Could you copy out all the lines in the material below where the word "name" occurs?

-=-=-=-=-

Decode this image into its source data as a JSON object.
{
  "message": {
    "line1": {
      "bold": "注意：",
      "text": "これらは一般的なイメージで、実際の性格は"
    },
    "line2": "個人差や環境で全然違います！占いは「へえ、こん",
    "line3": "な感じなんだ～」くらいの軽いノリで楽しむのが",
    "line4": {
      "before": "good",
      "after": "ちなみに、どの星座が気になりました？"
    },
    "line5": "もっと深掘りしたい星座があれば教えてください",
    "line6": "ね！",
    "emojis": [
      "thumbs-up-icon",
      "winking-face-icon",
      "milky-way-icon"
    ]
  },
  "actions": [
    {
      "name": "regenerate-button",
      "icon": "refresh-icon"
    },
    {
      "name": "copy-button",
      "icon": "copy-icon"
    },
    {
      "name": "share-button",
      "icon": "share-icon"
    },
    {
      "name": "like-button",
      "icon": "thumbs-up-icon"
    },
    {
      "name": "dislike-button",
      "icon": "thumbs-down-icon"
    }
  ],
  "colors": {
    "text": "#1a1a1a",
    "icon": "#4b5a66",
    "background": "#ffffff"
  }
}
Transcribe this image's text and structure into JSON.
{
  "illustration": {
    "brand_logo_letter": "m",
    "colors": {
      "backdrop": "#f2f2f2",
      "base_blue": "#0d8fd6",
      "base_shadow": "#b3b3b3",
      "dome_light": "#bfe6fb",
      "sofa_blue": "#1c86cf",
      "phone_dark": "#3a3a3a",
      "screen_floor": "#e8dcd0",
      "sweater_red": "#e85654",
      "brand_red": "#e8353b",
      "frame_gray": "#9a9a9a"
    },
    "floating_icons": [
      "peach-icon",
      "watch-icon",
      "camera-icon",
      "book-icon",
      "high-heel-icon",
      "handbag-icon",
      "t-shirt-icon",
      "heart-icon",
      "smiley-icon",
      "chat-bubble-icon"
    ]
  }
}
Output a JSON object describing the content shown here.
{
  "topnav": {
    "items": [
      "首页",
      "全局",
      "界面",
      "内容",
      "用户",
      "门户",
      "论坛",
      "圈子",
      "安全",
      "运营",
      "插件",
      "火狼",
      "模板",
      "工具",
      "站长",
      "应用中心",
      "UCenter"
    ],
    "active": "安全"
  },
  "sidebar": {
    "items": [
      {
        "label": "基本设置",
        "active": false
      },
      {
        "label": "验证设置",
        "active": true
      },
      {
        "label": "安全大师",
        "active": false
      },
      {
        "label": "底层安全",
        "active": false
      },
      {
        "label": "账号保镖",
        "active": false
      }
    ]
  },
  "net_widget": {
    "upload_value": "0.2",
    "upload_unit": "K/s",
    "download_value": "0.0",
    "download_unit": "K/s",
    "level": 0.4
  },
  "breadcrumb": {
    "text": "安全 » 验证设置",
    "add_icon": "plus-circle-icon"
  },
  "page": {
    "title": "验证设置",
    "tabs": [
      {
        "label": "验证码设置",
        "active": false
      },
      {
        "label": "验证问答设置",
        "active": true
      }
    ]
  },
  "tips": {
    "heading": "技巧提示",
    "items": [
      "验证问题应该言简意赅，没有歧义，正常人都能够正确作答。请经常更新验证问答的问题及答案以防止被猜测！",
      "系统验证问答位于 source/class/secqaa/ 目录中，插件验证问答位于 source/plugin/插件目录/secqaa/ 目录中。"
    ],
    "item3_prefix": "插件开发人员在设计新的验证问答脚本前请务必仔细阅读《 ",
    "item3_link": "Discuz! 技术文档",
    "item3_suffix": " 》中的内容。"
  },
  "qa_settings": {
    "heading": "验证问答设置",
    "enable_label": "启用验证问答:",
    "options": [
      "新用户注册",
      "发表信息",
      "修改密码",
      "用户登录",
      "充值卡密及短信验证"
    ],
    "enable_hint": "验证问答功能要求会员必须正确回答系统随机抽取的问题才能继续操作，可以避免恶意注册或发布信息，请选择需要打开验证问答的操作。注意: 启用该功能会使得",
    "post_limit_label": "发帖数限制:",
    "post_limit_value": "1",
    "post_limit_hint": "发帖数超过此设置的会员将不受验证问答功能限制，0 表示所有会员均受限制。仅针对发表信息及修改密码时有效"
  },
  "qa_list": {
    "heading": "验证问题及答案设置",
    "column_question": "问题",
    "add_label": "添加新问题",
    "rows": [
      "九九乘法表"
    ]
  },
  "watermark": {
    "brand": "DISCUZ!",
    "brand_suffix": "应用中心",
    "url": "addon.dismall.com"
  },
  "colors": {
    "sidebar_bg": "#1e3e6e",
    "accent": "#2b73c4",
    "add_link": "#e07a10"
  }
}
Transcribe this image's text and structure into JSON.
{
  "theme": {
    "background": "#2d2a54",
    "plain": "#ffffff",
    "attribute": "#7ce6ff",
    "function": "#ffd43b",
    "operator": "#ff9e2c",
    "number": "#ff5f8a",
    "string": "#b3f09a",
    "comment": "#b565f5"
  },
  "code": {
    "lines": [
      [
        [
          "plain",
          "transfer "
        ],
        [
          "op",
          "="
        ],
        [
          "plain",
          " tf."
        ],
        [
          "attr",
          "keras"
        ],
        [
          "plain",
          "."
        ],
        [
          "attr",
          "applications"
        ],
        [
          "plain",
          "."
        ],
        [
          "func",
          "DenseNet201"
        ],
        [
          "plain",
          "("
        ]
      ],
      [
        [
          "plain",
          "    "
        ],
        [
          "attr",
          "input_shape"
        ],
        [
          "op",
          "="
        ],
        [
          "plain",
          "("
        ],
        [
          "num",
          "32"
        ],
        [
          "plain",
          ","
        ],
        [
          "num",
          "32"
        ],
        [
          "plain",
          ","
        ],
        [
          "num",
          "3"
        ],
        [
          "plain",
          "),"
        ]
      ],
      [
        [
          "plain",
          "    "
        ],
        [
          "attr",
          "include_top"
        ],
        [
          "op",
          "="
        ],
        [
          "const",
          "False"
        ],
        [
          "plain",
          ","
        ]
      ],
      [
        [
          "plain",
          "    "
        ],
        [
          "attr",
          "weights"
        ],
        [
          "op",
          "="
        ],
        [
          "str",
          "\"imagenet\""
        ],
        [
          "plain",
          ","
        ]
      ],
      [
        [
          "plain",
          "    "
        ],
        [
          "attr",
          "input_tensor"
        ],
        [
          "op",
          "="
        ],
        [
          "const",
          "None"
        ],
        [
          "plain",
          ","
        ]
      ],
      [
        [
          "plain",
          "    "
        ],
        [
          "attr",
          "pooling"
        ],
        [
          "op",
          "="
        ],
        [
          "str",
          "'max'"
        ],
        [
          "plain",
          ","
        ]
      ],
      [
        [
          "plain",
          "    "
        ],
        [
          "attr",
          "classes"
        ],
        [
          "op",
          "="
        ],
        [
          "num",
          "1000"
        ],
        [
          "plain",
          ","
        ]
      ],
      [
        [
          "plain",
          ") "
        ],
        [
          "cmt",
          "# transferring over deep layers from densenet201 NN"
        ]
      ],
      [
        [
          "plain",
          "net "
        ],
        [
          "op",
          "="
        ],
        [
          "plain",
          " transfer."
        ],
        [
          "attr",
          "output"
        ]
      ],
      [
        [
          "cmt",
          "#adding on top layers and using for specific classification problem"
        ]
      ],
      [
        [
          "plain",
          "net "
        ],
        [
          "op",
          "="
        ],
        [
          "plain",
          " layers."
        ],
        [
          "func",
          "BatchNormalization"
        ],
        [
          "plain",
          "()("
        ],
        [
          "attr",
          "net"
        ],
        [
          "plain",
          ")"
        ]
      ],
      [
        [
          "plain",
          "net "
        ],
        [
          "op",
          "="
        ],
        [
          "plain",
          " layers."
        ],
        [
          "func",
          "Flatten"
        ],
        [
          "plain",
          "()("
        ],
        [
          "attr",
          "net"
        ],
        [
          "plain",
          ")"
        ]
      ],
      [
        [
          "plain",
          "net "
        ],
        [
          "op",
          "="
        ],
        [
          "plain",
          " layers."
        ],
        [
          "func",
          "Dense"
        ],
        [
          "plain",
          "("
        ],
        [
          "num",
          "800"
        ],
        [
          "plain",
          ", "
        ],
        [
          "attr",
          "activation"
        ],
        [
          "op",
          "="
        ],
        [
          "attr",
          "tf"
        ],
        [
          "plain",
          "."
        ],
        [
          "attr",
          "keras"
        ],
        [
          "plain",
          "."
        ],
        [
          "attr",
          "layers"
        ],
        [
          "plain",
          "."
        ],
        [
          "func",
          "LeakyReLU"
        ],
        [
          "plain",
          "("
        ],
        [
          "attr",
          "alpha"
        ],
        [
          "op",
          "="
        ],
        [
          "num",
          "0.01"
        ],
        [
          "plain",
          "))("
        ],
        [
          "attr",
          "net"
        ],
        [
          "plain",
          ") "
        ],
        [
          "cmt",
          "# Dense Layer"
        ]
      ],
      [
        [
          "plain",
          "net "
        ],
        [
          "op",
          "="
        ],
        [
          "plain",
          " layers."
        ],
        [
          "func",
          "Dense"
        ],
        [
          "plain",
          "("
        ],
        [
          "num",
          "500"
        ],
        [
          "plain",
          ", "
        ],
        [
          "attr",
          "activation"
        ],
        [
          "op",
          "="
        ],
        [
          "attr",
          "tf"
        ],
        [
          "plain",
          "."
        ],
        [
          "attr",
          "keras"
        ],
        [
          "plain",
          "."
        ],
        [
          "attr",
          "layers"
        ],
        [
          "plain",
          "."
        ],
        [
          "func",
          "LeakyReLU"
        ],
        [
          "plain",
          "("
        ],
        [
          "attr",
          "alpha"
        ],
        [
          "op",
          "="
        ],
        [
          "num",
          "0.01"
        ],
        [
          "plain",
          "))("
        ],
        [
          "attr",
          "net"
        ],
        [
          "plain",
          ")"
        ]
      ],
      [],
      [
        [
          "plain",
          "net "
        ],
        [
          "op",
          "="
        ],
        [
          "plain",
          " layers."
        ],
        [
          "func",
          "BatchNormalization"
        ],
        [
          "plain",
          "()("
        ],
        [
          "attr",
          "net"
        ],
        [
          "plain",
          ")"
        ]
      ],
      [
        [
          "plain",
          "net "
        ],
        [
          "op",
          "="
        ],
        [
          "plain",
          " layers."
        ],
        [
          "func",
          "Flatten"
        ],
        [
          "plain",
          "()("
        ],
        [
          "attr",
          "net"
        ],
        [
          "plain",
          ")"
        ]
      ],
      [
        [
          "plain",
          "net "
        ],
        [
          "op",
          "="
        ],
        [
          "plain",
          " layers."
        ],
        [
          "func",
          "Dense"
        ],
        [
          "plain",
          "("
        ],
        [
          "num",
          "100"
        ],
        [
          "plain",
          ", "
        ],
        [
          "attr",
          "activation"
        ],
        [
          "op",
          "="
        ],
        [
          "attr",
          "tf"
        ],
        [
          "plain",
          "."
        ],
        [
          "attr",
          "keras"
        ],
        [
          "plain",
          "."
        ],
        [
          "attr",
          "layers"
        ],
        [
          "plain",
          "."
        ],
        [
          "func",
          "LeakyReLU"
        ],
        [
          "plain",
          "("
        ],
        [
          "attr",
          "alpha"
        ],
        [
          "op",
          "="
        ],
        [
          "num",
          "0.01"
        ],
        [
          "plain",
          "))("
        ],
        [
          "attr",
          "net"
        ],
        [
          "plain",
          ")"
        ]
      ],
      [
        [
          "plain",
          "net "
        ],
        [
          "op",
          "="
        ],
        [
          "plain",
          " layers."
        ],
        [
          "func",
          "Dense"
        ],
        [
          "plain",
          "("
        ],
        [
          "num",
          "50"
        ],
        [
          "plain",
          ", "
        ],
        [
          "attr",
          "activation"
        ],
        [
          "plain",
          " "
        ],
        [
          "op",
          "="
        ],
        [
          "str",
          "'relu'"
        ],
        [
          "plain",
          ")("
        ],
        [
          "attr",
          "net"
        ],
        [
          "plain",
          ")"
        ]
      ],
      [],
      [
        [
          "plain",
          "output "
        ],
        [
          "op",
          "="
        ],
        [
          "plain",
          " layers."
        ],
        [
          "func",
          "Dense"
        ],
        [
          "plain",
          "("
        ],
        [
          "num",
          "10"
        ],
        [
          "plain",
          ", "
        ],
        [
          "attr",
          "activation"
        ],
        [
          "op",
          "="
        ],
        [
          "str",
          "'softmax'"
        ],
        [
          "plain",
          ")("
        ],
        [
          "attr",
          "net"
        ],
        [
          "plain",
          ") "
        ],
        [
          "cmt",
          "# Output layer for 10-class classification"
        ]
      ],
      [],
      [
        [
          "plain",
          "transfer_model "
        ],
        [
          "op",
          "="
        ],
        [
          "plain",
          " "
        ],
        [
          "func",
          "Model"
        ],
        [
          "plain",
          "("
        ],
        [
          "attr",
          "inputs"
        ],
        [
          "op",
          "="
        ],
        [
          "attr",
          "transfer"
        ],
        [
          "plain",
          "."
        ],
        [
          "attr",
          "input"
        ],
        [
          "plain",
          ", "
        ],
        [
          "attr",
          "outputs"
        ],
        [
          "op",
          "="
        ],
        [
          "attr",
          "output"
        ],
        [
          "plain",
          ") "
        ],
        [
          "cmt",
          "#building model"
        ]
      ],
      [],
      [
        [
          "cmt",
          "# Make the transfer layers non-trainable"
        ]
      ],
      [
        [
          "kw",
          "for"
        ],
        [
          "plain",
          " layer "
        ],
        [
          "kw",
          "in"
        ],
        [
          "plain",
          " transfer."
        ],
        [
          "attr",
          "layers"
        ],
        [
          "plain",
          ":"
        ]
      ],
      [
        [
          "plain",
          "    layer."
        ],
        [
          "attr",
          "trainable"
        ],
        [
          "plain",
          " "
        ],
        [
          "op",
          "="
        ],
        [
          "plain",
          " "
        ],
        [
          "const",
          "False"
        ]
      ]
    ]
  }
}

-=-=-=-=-

## Solution for this exercise:
      "name": "regenerate-button",
      "name": "copy-button",
      "name": "share-button",
      "name": "like-button",
      "name": "dislike-button",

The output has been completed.